THIS POST MAY CONTAIN AFFILIATE LINKS. PLEASE READ MY DISCLOSURE FOR MORE INFO.
A key component to Cognitive Behavioral Therapy (and other approaches) is journaling. Whether you are currently seeing a therapist, engaging in self-help, or simply want to try to start journaling, these 7 tips are a great way to start looking closer at cognitive, emotional, and behavioral patterns so that you may gain a better sense of your mental health and begin to improve it.
1 – Note Significant Events of the Day
This aspect of the journal is fairly self-explanatory. As one might typically do in a journal, it can be helpful to simply jot down a general summary of your day, including anything significant that took place. By doing so, this will help to jog your memory and allow you to continue on to the next steps of the journaling process.
2 – Track Your Mood
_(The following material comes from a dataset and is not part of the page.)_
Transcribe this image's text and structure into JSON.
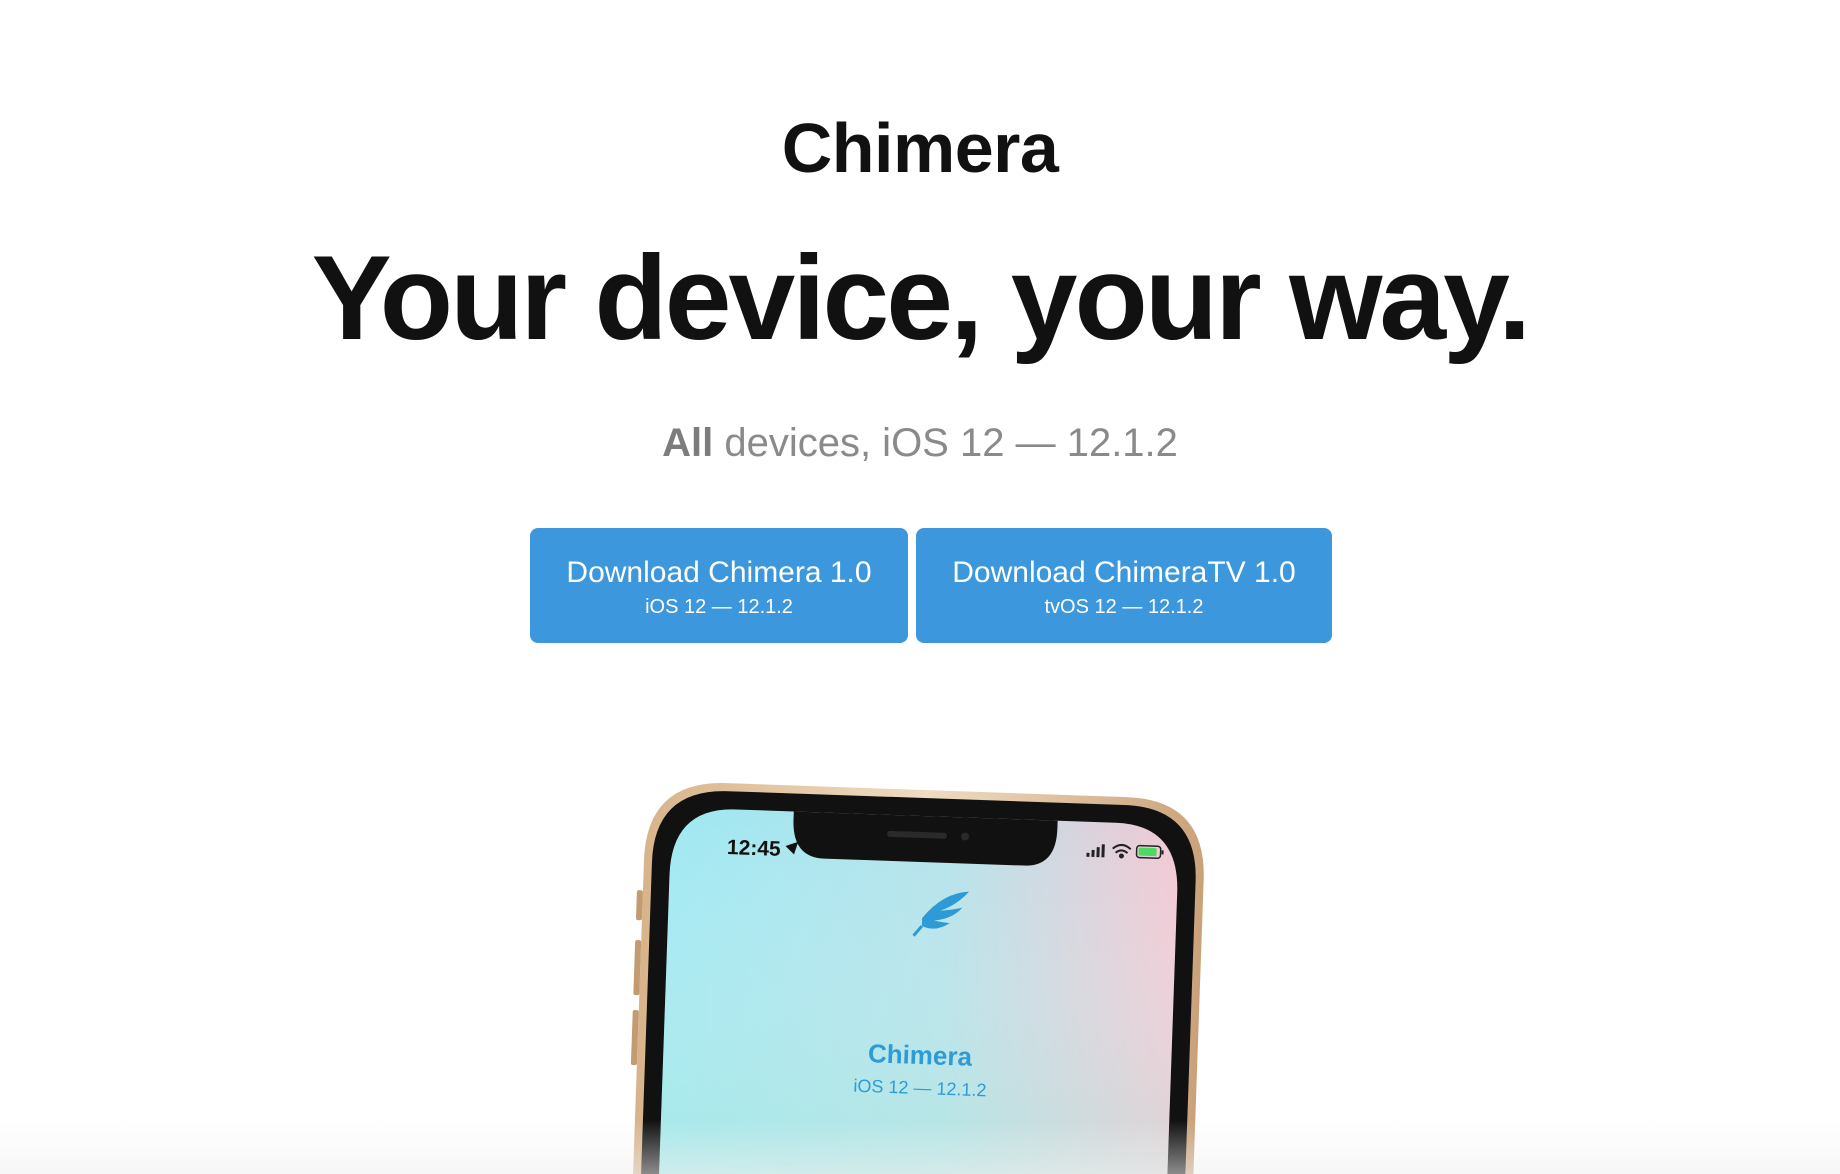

Tracking your emotions is vital to understanding how things like sleep, food, experiences, and events influence the way you feel. By keeping track of how you feel emotionally (and physically), certain patterns and tendencies may emerge which can create insights in how to improve your overall moods throughout the week.
3 – Keep Track Of When You Face vs Avoid Anxiety
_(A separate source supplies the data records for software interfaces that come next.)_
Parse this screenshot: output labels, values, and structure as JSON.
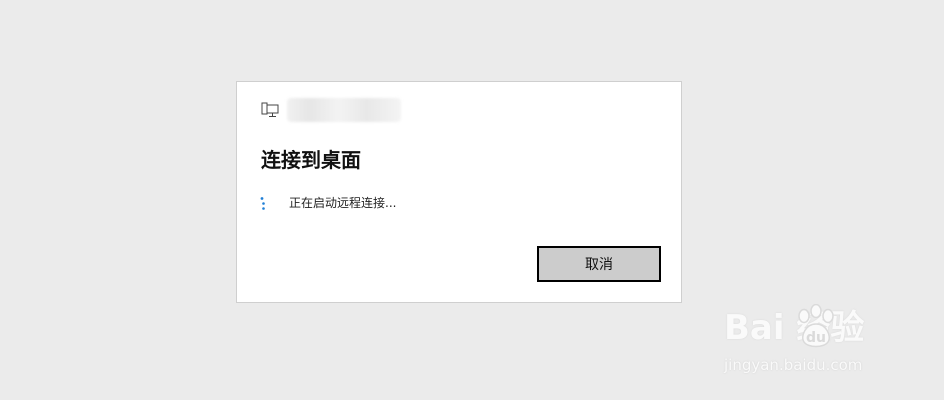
{
  "dialog": {
    "title": "连接到桌面",
    "status_text": "正在启动远程连接...",
    "cancel_label": "取消",
    "host_name": ""
  },
  "watermark": {
    "logo_text": "Bai  经验",
    "url_text": "jingyan.baidu.com"
  },
  "icons": {
    "computer": "computer-icon",
    "spinner": "loading-spinner-icon",
    "paw": "baidu-paw-icon"
  },
  "colors": {
    "background": "#ebebeb",
    "dialog": "#ffffff",
    "spinner": "#1f7fd6",
    "button": "#cccccc"
  }
}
Experiential avoidance – the tendency to avoid meaningful experiences because they are perceived as being anxiety provoking – is a common issue with anxiety. By keeping track of when you FACE vs AVOID anxiety, you will be better to see the negative impact that avoidance can have in the long run.
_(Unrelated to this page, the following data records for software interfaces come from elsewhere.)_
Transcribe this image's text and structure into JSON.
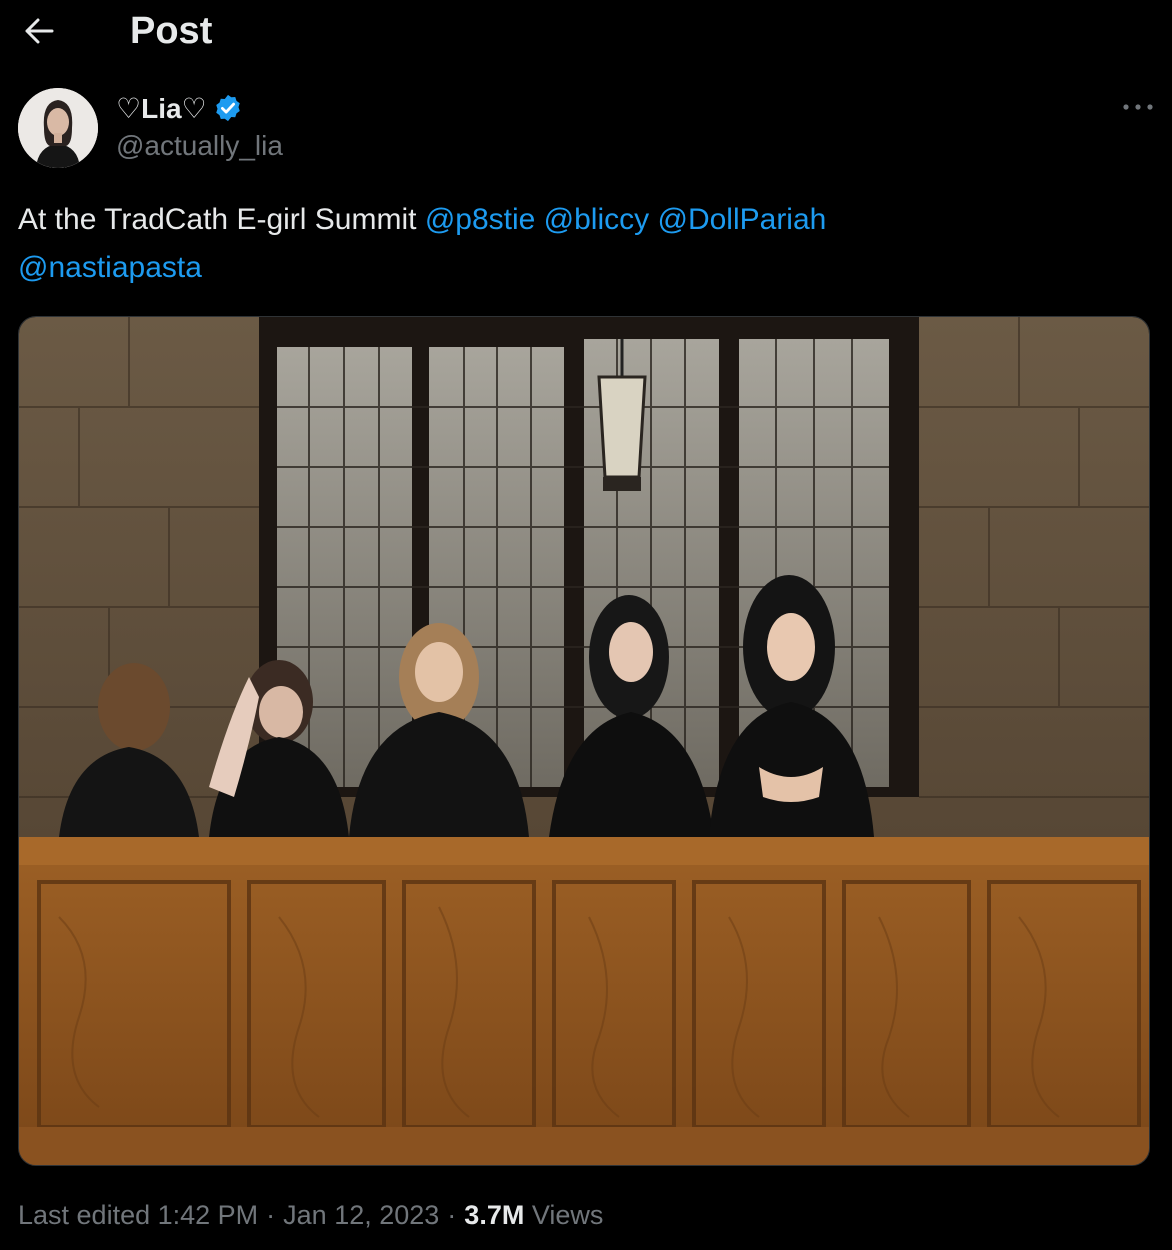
{
  "header": {
    "title": "Post",
    "back_icon": "arrow-left-icon"
  },
  "author": {
    "display_name": "♡Lia♡",
    "handle": "@actually_lia",
    "verified_icon": "verified-badge-icon",
    "verified_color": "#1d9bf0"
  },
  "tweet": {
    "text_prefix": "At the TradCath E-girl Summit ",
    "mentions": [
      "@p8stie",
      "@bliccy",
      "@DollPariah",
      "@nastiapasta"
    ]
  },
  "meta": {
    "edited": "Last edited 1:42 PM",
    "sep1": "·",
    "date": "Jan 12, 2023",
    "sep2": "·",
    "views_count": "3.7M",
    "views_label": "Views"
  },
  "colors": {
    "accent": "#1d9bf0",
    "muted": "#71767b",
    "text": "#e7e9ea",
    "background": "#000000"
  }
}
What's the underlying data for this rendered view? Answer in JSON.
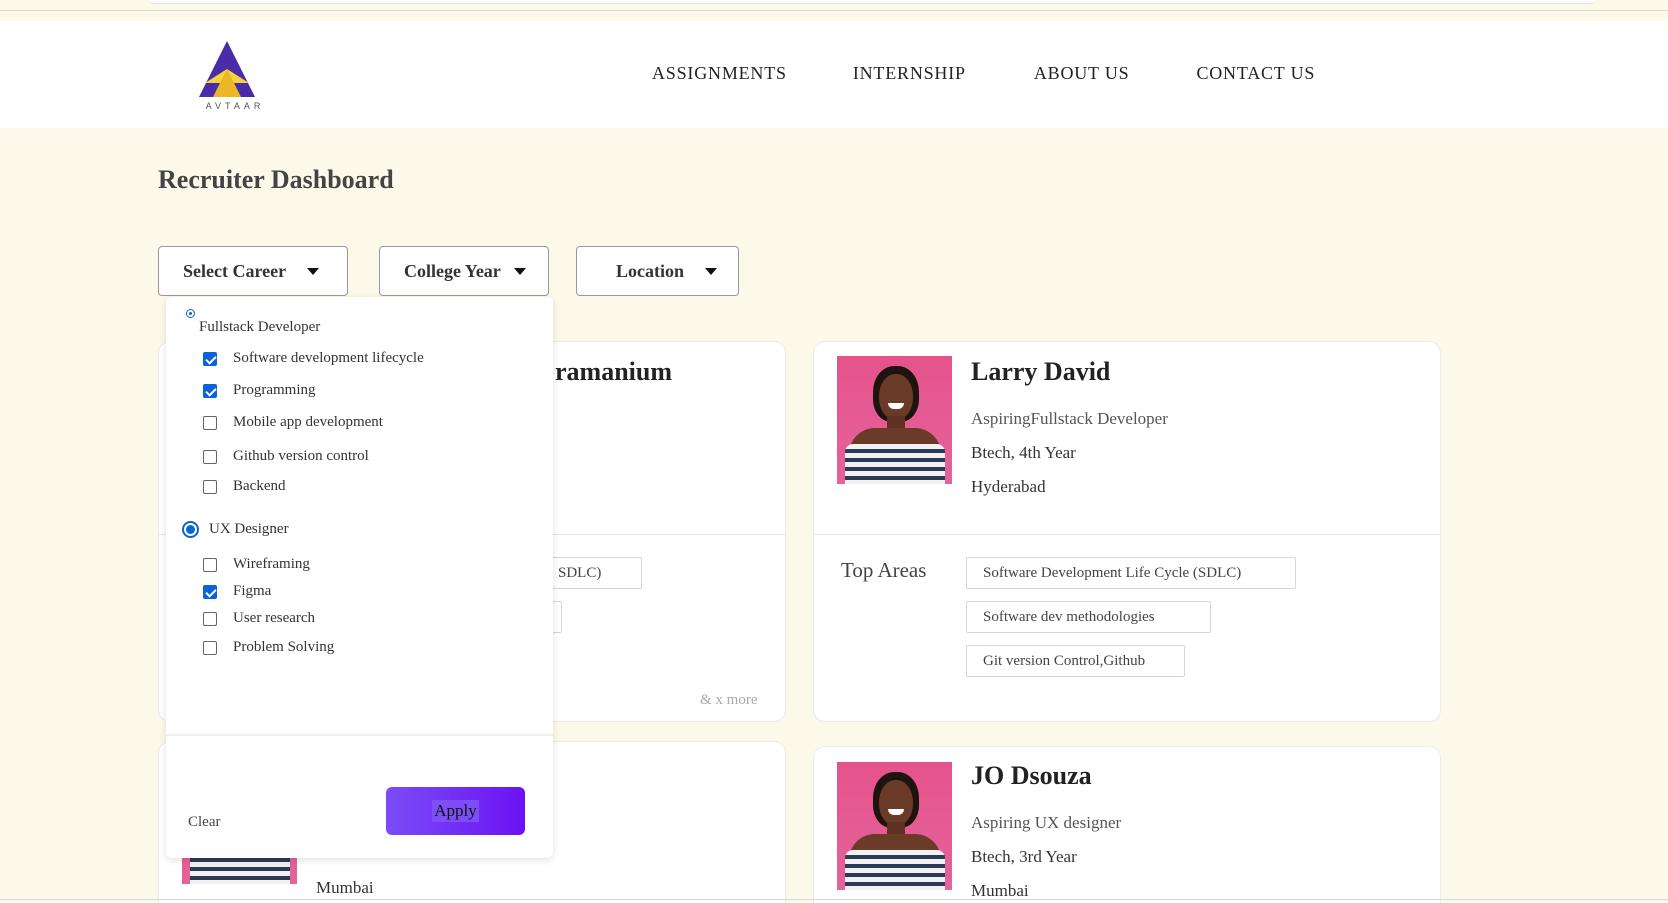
{
  "brand": {
    "logo_text": "AVTAAR"
  },
  "nav": [
    "ASSIGNMENTS",
    "INTERNSHIP",
    "ABOUT US",
    "CONTACT US"
  ],
  "page_title": "Recruiter Dashboard",
  "filters": {
    "career": "Select Career",
    "college_year": "College Year",
    "location": "Location"
  },
  "dropdown": {
    "group1": {
      "label": "Fullstack Developer",
      "selected": false,
      "items": [
        {
          "label": "Software development lifecycle",
          "checked": true
        },
        {
          "label": "Programming",
          "checked": true
        },
        {
          "label": "Mobile app development",
          "checked": false
        },
        {
          "label": "Github version control",
          "checked": false
        },
        {
          "label": "Backend",
          "checked": false
        }
      ]
    },
    "group2": {
      "label": "UX Designer",
      "selected": true,
      "items": [
        {
          "label": "Wireframing",
          "checked": false
        },
        {
          "label": "Figma",
          "checked": true
        },
        {
          "label": "User research",
          "checked": false
        },
        {
          "label": "Problem Solving",
          "checked": false
        }
      ]
    },
    "clear_label": "Clear",
    "apply_label": "Apply"
  },
  "cards": {
    "c1": {
      "name_fragment": "ramanium",
      "chip_fragment": "SDLC)",
      "more": "& x more"
    },
    "c2": {
      "name": "Larry David",
      "role": "AspiringFullstack Developer",
      "year": "Btech, 4th Year",
      "location": "Hyderabad",
      "top_areas_label": "Top Areas",
      "areas": [
        "Software Development Life Cycle (SDLC)",
        "Software dev methodologies",
        "Git version Control,Github"
      ]
    },
    "c3": {
      "location": "Mumbai"
    },
    "c4": {
      "name": "JO Dsouza",
      "role": "Aspiring UX designer",
      "year": "Btech, 3rd Year",
      "location": "Mumbai"
    }
  },
  "colors": {
    "accent": "#0b63d9",
    "apply_gradient_start": "#7a4cf7",
    "apply_gradient_end": "#6b12f3",
    "page_bg": "#fdf9ea"
  }
}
4 – Write A List Of Goals, Objectives, and Strategies
Once you have a sense of your day, emotions, and avoidance tendencies, it is time to begin planning on how to take action and undo any unhelpful patterns that have emerged.
Remember: Goals are general, whereas objectives are specific tasks that can bring you closer to that goal. Strategies are specific ways that will allow you to accomplish those tasks (objectives).
5 – The Cognitive Triangle
Naturally, there will be some barriers to improving your mental health. To better understand these barriers, it can be helpful to outline specific events or situations, subsequent thoughts or beliefs, and actions that follow these events and thoughts.
By drawing out a cognitive triangle (pictured below), you can begin to conceptualize the relationships between events, thoughts, and behaviors.
6 – Create A Thought Log
The next step includes getting more involved in noticing unhelpful thoughts/beliefs and how they can negatively impact your feelings and actions. Typically known as a “Thought Log”, the chart below outlines how to get started
7 – Plan Enjoyable Activities
Often overlooked, it can be vitally important to plan out activities that you enjoy. These could include anything from: reading, going for a walk, seeing a movie at the theater, skiing, yoga, swimming, you name it!
8 – Create A List of Things That You Are Grateful For
Research has shown that remaining mindful of things that you are grateful for can be advantageous for your mental health. At the end of your daily journal entry, it is highly recommended that you take a moment to meditate on what you are grateful for and jot them down. The very act of doing so can improve your mood in the short and long term.
SAVE FOR LATER
- How To Achieve Your Goals When You Are Feeling
- 10 Signs That Anxiety Is Controlling Your Life
- 5 Science-Supported Tips For Beating Anxiety
- How To Make The Best Of 2019 FREE WORKBOOK
- How To Stop Negative Self-Talk: The Cognitive Triangle
Over To You
Did you find these tips helpful? Are there other ideas that you like to use?